• Records supplied:
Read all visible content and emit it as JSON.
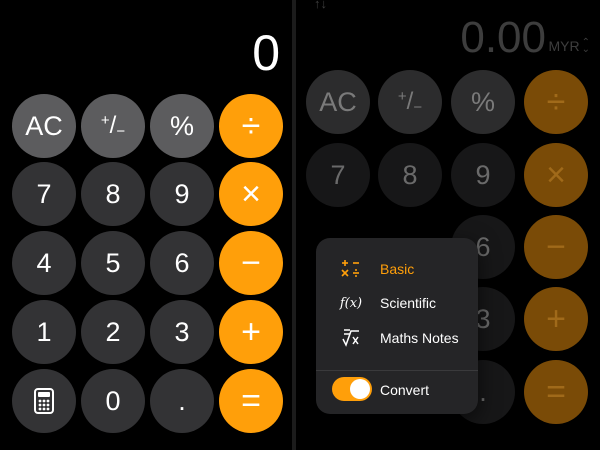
{
  "left": {
    "display": "0",
    "buttons": {
      "ac": "AC",
      "plus_minus_sup": "+",
      "plus_minus_slash": "/",
      "plus_minus_sub": "−",
      "percent": "%",
      "divide": "÷",
      "seven": "7",
      "eight": "8",
      "nine": "9",
      "multiply": "×",
      "four": "4",
      "five": "5",
      "six": "6",
      "minus": "−",
      "one": "1",
      "two": "2",
      "three": "3",
      "plus": "+",
      "zero": "0",
      "decimal": ".",
      "equals": "="
    }
  },
  "right": {
    "display": "0.00",
    "currency": "MYR",
    "buttons": {
      "ac": "AC",
      "plus_minus_sup": "+",
      "plus_minus_slash": "/",
      "plus_minus_sub": "−",
      "percent": "%",
      "divide": "÷",
      "seven": "7",
      "eight": "8",
      "nine": "9",
      "multiply": "×",
      "six": "6",
      "minus": "−",
      "three": "3",
      "plus": "+",
      "decimal": ".",
      "equals": "="
    },
    "menu": {
      "items": [
        {
          "icon": "basic-ops-icon",
          "label": "Basic",
          "selected": true
        },
        {
          "icon": "function-icon",
          "label": "Scientific",
          "selected": false
        },
        {
          "icon": "maths-notes-icon",
          "label": "Maths Notes",
          "selected": false
        }
      ],
      "convert_label": "Convert",
      "convert_on": true
    }
  },
  "colors": {
    "operator": "#ff9f0a",
    "function_key": "#5c5c5e",
    "number_key": "#333335",
    "background": "#000000"
  }
}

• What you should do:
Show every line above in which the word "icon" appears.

• Exercise answer:
          "icon": "basic-ops-icon",
          "icon": "function-icon",
          "icon": "maths-notes-icon",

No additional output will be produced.